Dataset rows for apps and sites
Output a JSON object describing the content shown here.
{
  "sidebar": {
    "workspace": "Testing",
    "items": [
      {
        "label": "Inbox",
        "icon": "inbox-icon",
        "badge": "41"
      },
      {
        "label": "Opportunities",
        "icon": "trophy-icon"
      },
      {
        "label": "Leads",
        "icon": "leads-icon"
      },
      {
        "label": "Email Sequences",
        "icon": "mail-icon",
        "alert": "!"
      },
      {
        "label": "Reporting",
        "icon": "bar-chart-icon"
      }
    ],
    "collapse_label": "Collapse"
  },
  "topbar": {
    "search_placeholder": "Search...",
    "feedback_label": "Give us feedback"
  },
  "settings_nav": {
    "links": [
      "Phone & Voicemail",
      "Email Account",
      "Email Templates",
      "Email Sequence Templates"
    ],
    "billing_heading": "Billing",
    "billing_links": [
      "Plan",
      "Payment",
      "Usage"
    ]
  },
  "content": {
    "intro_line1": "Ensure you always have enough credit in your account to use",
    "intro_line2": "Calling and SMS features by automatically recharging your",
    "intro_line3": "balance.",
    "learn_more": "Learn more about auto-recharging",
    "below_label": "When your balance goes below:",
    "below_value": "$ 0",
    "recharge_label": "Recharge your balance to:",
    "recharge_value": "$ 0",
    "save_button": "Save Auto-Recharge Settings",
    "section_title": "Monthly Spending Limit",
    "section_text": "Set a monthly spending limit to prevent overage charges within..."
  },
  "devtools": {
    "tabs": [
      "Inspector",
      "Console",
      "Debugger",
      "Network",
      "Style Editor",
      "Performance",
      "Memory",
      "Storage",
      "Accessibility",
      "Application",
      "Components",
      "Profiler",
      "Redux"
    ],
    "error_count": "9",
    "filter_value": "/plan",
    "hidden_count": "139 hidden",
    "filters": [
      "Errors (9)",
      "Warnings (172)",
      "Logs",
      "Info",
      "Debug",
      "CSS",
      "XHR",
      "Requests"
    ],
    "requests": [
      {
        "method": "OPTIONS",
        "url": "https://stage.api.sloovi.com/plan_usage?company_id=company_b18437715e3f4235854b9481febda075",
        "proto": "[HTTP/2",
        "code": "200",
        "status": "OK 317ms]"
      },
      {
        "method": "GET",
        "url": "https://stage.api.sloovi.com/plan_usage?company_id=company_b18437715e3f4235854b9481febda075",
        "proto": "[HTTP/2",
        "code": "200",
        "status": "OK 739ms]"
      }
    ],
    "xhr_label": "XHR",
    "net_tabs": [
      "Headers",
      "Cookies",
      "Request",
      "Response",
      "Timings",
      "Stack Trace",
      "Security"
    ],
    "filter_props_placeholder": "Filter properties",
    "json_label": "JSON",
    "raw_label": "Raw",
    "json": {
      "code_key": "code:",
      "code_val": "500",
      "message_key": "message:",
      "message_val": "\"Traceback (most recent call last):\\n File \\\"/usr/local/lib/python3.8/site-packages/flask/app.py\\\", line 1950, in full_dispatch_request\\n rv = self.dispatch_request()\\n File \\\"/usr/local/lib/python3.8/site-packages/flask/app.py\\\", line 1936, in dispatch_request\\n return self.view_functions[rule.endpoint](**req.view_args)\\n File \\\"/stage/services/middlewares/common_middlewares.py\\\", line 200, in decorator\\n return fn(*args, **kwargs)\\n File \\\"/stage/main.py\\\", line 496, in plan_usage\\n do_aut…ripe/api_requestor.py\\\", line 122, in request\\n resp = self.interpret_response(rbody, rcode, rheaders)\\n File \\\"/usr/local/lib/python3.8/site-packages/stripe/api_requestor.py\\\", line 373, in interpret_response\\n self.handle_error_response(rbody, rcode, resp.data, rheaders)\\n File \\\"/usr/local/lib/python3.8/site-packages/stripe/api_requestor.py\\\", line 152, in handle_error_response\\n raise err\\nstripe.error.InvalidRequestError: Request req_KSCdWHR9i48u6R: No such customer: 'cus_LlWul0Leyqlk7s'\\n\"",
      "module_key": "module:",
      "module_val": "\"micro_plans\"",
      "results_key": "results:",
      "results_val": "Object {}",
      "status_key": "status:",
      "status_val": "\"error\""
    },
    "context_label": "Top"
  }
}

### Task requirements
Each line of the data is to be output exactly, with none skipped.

### Written response
Output a JSON object describing the content shown here.
{
  "sidebar": {
    "workspace": "Testing",
    "items": [
      {
        "label": "Inbox",
        "icon": "inbox-icon",
        "badge": "41"
      },
      {
        "label": "Opportunities",
        "icon": "trophy-icon"
      },
      {
        "label": "Leads",
        "icon": "leads-icon"
      },
      {
        "label": "Email Sequences",
        "icon": "mail-icon",
        "alert": "!"
      },
      {
        "label": "Reporting",
        "icon": "bar-chart-icon"
      }
    ],
    "collapse_label": "Collapse"
  },
  "topbar": {
    "search_placeholder": "Search...",
    "feedback_label": "Give us feedback"
  },
  "settings_nav": {
    "links": [
      "Phone & Voicemail",
      "Email Account",
      "Email Templates",
      "Email Sequence Templates"
    ],
    "billing_heading": "Billing",
    "billing_links": [
      "Plan",
      "Payment",
      "Usage"
    ]
  },
  "content": {
    "intro_line1": "Ensure you always have enough credit in your account to use",
    "intro_line2": "Calling and SMS features by automatically recharging your",
    "intro_line3": "balance.",
    "learn_more": "Learn more about auto-recharging",
    "below_label": "When your balance goes below:",
    "below_value": "$ 0",
    "recharge_label": "Recharge your balance to:",
    "recharge_value": "$ 0",
    "save_button": "Save Auto-Recharge Settings",
    "section_title": "Monthly Spending Limit",
    "section_text": "Set a monthly spending limit to prevent overage charges within..."
  },
  "devtools": {
    "tabs": [
      "Inspector",
      "Console",
      "Debugger",
      "Network",
      "Style Editor",
      "Performance",
      "Memory",
      "Storage",
      "Accessibility",
      "Application",
      "Components",
      "Profiler",
      "Redux"
    ],
    "error_count": "9",
    "filter_value": "/plan",
    "hidden_count": "139 hidden",
    "filters": [
      "Errors (9)",
      "Warnings (172)",
      "Logs",
      "Info",
      "Debug",
      "CSS",
      "XHR",
      "Requests"
    ],
    "requests": [
      {
        "method": "OPTIONS",
        "url": "https://stage.api.sloovi.com/plan_usage?company_id=company_b18437715e3f4235854b9481febda075",
        "proto": "[HTTP/2",
        "code": "200",
        "status": "OK 317ms]"
      },
      {
        "method": "GET",
        "url": "https://stage.api.sloovi.com/plan_usage?company_id=company_b18437715e3f4235854b9481febda075",
        "proto": "[HTTP/2",
        "code": "200",
        "status": "OK 739ms]"
      }
    ],
    "xhr_label": "XHR",
    "net_tabs": [
      "Headers",
      "Cookies",
      "Request",
      "Response",
      "Timings",
      "Stack Trace",
      "Security"
    ],
    "filter_props_placeholder": "Filter properties",
    "json_label": "JSON",
    "raw_label": "Raw",
    "json": {
      "code_key": "code:",
      "code_val": "500",
      "message_key": "message:",
      "message_val": "\"Traceback (most recent call last):\\n File \\\"/usr/local/lib/python3.8/site-packages/flask/app.py\\\", line 1950, in full_dispatch_request\\n rv = self.dispatch_request()\\n File \\\"/usr/local/lib/python3.8/site-packages/flask/app.py\\\", line 1936, in dispatch_request\\n return self.view_functions[rule.endpoint](**req.view_args)\\n File \\\"/stage/services/middlewares/common_middlewares.py\\\", line 200, in decorator\\n return fn(*args, **kwargs)\\n File \\\"/stage/main.py\\\", line 496, in plan_usage\\n do_aut…ripe/api_requestor.py\\\", line 122, in request\\n resp = self.interpret_response(rbody, rcode, rheaders)\\n File \\\"/usr/local/lib/python3.8/site-packages/stripe/api_requestor.py\\\", line 373, in interpret_response\\n self.handle_error_response(rbody, rcode, resp.data, rheaders)\\n File \\\"/usr/local/lib/python3.8/site-packages/stripe/api_requestor.py\\\", line 152, in handle_error_response\\n raise err\\nstripe.error.InvalidRequestError: Request req_KSCdWHR9i48u6R: No such customer: 'cus_LlWul0Leyqlk7s'\\n\"",
      "module_key": "module:",
      "module_val": "\"micro_plans\"",
      "results_key": "results:",
      "results_val": "Object {}",
      "status_key": "status:",
      "status_val": "\"error\""
    },
    "context_label": "Top"
  }
}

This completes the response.